Baroness Burt and industry leaders emphasise importance of attracting female talent


Liberal Democrat Equalities Spokesperson, Baroness Burt of Solihull has emphasised the importance of utilising the incredible talent pool of women across the UK to mark International Women in Engineering Day. 

Baroness Burt urged business leaders within Made in the Midlands and the wider engineering community to seize advantage of the benefits that diversity can provide. She also encouraged female leaders within the sector to blaze a trail for the future generation of female engineers.

The Women’s Engineering Society statistics document found that companies are 15% more likely to perform better if they are gender diverse. The document also revealed that the UK has the lowest percentage of female engineering professionals in Europe, at less than 10%, while Latvia, Bulgaria and Cyprus lead with nearly 30%. 

Baroness Burt stated: “Gender diversity is very important, there is a business case for having more women, as well as a moral and talent case. If you have different diverse individuals contributing towards a company's success and productivity then it is clear that it is going to be more successful.”

The manufacturing and engineering sector can still be tarnished with the misconception of being ‘a dirty job' which business leaders aim to eradicate to attract more talent. The exponential growth in technology has also led many manufacturers to claim the sector is facing a fourth industrial revolution labelled Industry 4.0 which has removed the limitations that may have previously existed within the sector.

Kirsty Davies-Chinnock, Managing Director of Professional Polishing Services stated: “I think there are still misconceptions about the engineering industry, that everything is manual, heavy work and women aren’t physically suited to it. These misconceptions about the industry need to be erased by greater communication and we want to improve the image of the sector to women who want to work within this industry.”  

The Women’s Engineering Society also found that there is now very little gender difference in take up of and achievement in core STEM GCSE subjects. Additionally, only 15.8% of engineering and technology undergraduates in the UK are female.

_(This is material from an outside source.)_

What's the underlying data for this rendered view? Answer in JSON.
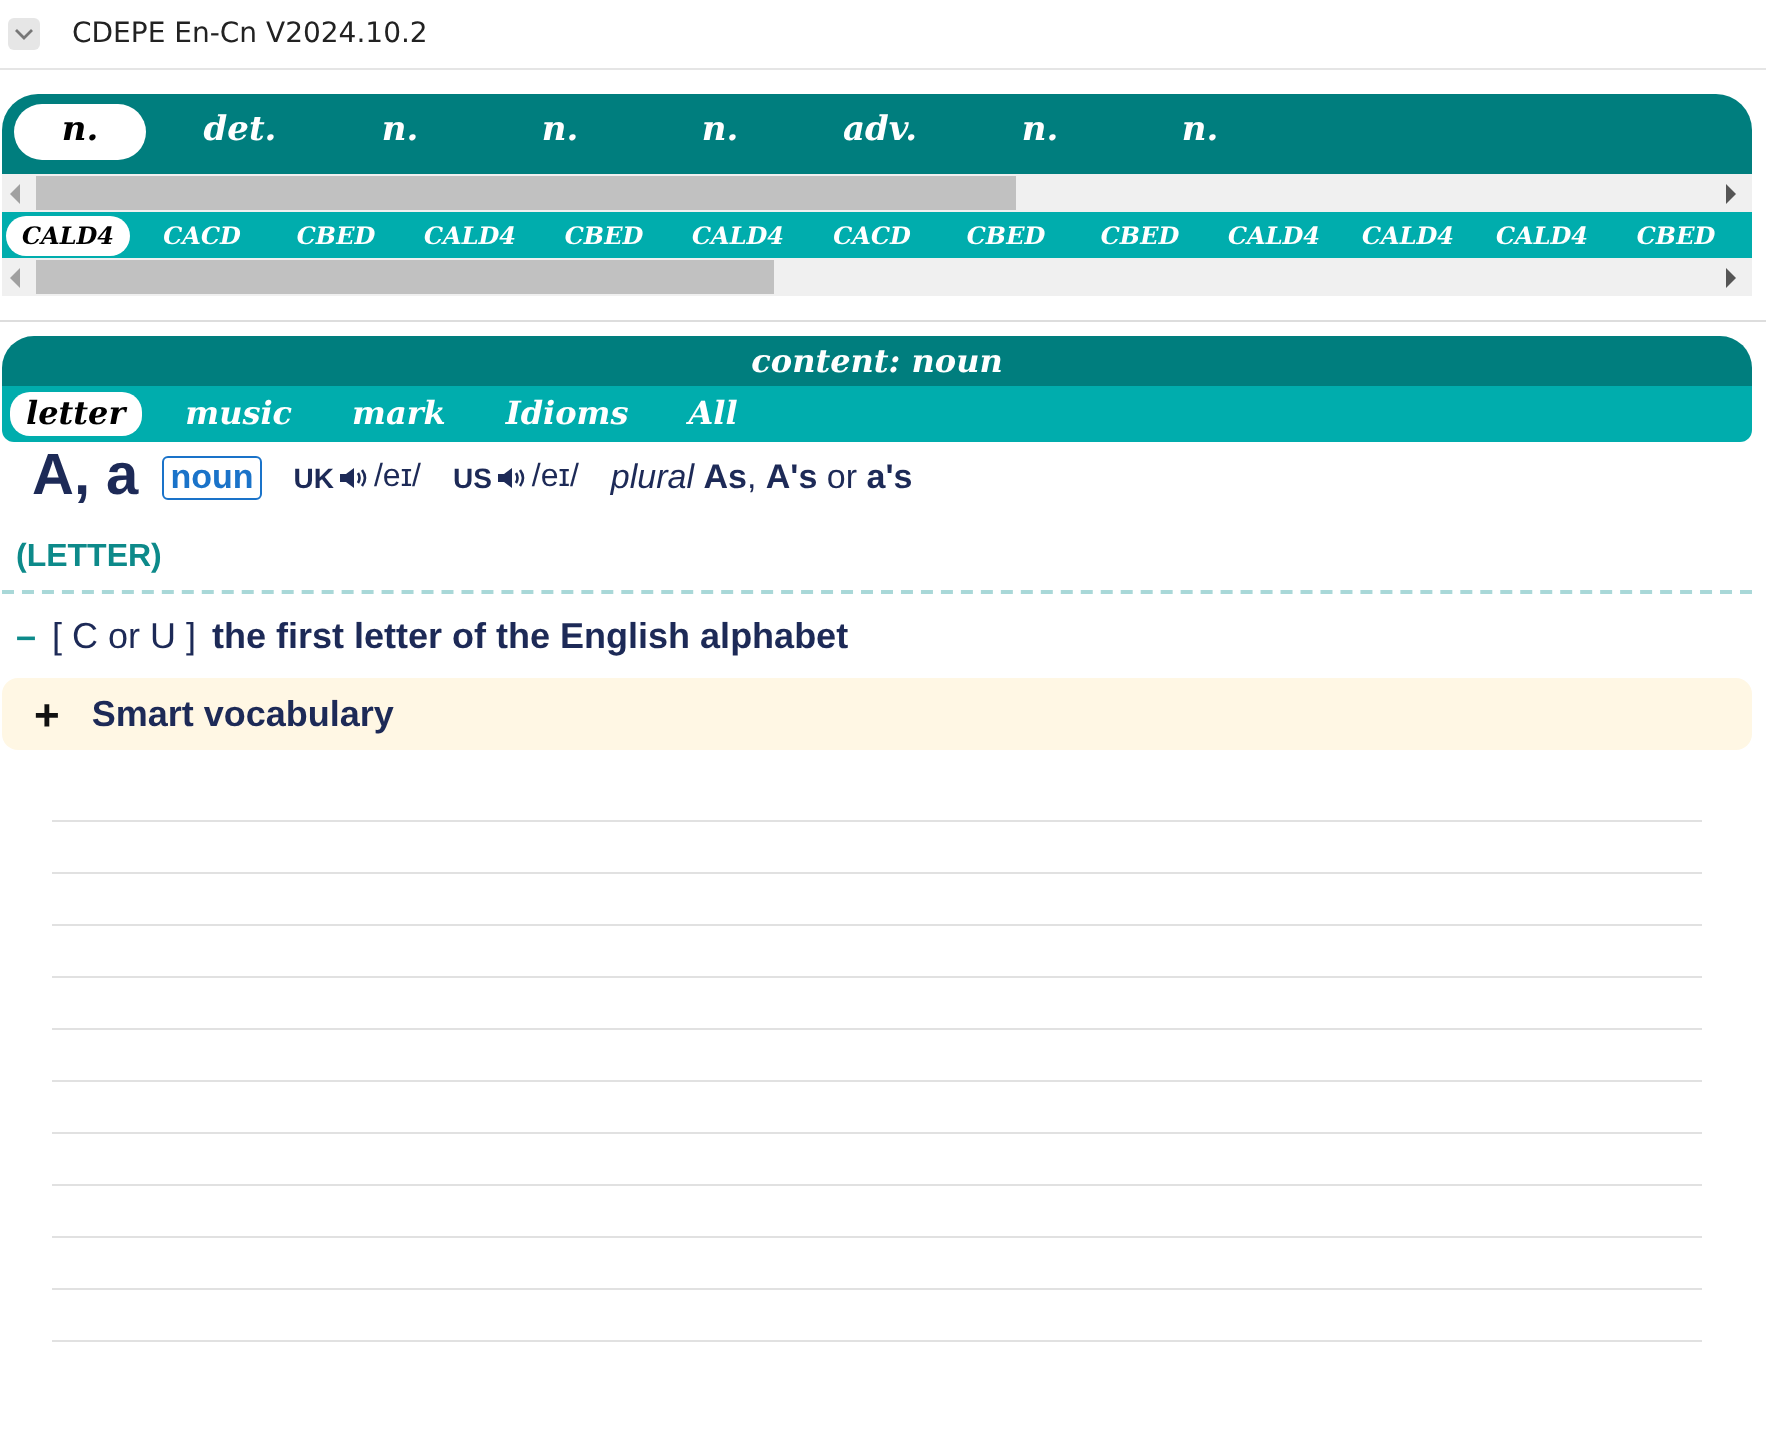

Compared with India: where over 30% of engineering students are women on engineering courses account for over 30% of the students.

Karen Drinkwater, Company Director at JSC Rotational said: “I think if we look across the board we are not recruiting enough female engineers. The only way you are going to appeal to future generations is to celebrate the achievements of the women who are already in the industry. If you compare engineering with other competitive industries which A* students go into we need to become all inclusive.” 

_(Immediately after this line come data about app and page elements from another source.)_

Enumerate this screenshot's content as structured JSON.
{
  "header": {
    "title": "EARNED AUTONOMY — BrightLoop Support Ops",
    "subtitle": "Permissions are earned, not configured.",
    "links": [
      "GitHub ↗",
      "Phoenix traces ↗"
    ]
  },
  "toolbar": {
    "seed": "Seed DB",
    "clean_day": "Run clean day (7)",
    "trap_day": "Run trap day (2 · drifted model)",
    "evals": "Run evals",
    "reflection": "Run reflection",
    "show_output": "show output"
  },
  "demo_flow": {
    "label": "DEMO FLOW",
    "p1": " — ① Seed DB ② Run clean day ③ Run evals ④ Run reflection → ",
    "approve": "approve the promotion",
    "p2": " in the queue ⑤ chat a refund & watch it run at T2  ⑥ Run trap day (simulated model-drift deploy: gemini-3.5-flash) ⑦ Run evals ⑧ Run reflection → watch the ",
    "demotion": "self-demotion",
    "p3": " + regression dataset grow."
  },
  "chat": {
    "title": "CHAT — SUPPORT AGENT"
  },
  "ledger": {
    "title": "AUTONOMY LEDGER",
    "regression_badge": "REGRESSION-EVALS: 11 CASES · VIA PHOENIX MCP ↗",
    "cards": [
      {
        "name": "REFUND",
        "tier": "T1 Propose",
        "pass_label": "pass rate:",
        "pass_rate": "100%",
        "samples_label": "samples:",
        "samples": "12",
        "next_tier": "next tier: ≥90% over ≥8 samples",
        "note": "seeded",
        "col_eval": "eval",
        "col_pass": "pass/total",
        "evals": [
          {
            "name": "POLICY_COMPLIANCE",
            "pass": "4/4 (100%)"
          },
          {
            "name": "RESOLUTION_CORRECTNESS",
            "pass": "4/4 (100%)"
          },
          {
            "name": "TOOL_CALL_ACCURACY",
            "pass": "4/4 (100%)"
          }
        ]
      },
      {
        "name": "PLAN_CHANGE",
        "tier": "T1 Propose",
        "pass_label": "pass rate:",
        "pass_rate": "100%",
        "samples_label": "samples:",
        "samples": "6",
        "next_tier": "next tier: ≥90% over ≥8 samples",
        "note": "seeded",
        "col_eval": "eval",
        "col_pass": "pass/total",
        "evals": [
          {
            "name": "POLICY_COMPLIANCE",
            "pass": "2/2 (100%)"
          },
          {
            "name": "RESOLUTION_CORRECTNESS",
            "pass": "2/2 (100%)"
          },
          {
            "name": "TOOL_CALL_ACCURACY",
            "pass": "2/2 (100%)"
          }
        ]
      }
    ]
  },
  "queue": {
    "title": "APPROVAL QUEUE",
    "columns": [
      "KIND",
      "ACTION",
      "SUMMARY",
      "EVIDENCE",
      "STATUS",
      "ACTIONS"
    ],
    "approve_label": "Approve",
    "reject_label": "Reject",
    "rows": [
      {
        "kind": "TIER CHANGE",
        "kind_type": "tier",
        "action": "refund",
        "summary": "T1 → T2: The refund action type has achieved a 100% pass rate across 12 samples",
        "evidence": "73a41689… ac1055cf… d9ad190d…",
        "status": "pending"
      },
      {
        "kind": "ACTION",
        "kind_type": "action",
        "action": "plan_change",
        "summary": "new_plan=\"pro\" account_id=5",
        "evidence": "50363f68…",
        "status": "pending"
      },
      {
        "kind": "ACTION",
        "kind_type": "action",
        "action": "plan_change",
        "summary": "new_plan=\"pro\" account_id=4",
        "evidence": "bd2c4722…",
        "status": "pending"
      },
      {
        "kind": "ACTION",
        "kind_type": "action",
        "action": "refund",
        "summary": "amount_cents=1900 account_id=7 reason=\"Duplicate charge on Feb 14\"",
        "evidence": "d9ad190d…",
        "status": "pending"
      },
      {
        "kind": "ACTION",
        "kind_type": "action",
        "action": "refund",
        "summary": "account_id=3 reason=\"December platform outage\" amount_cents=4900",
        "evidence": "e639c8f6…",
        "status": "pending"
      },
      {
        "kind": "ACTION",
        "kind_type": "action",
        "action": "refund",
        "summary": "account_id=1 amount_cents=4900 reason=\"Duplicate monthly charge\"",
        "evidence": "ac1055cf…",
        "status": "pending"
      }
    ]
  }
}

International Women in Engineering Day takes place on 23 June annually. This day focuses attention on the amazing careers in engineering and technical roles for girls, and allows the sector to celebrate the achievements of outstanding women engineers.

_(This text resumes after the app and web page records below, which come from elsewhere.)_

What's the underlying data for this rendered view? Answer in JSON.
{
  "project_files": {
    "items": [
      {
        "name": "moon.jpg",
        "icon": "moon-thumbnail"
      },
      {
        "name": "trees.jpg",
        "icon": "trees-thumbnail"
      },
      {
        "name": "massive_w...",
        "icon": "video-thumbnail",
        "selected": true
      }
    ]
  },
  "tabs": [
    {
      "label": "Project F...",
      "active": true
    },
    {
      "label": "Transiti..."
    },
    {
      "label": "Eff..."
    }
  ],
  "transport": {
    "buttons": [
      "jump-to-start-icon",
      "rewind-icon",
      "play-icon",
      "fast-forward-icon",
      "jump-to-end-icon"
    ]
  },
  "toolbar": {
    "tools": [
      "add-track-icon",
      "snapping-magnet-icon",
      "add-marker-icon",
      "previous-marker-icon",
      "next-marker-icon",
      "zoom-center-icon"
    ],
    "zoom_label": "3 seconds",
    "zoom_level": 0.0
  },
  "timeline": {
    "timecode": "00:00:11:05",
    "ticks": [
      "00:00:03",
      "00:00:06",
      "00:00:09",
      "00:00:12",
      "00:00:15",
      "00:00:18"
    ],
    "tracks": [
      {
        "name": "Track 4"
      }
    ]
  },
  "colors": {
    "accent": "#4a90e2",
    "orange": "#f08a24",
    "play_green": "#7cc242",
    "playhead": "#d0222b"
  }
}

Baroness Burt concluded: “Women represent more than 50% of the population, so we need to be using their skills, talents and potential in one of the most important professions that we have in this country. It is hugely important to celebrate the achievements of women in engineering today, but we must ensure moving forwards that there is an increase in women taking an interest in this great sector.”